Wouldn’t it be more interesting, somehow cleaner for her consciousness, if her brain were to remain for as long as possible free of artificial notions? As soon as something is named, differentiation is born, concepts develop, separation ensues.
Her interest in language has sent me back to my old philosophy books, the neglected jewels of my home. I am reminded of Heidegger’s famous quote that “language is the house of Being (dasein).” The presence and development of Being – existence – takes shape under the rubric and within the confines of language. But then, I wonder, once the house has been built does it somehow become a prison, both intellectually and creatively?
At the park the small child wanted to know the name of this creature:
“Squirrel,” I told her. Then I regretted it. What if, instead, I didn’t answer, and allowed the cathedral of her mind, her “dasein,” to develop with more silence than noise? Would the ceilings not have larger arches, the windows greater light?

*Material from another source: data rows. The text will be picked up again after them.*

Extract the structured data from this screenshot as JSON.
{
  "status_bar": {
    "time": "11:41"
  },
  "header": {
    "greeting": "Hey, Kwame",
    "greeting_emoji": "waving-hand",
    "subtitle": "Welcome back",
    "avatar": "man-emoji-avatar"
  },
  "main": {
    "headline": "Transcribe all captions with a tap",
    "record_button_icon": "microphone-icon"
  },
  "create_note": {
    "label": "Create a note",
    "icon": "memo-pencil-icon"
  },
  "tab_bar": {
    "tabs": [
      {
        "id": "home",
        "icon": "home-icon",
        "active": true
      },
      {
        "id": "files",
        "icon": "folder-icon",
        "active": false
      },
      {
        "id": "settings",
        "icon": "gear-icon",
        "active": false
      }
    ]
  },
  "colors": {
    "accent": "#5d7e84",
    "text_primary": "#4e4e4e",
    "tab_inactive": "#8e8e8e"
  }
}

As I grow older, and as I live through the alternating forces of despair and ecstasy that Being bestows upon the mind (or is the mind?), I more and more believe that language, that rope that ties us, each to each, has value only when one sees the interstitial threads – the glittering pause, the purposeful silence, that binds it all together.
One nowhere finds this perception more illuminated than in the language of music. When one listens to Bach’s violin partitas and sonatas, it is possible to hear both the voice of the instrument and the austere, infinite silence that offers itself as backdrop and frame. Both are music, just of different sorts.
So, too, with the human voice in its finest form. As Emily Dickinson tells us: “Could mortal lip divine / The undeveloped freight / Of a delivered syllable, / ‘T would crumble with the weight.”
The small child in my life is discovering the power of the “delivered syllable.” As the syllables multiply, and the home of her language expands, evolves to “knowing,” my hope for her, for all of us, is the recognition that the caesura, the conscious break between the sounds is where much of the meaning lies.
“This?” I ask her, pointing to her “That?” And we name: “Hibiscus bloom,” I tell her.
Or, here, “desert grass.”
Nameless, the breath between.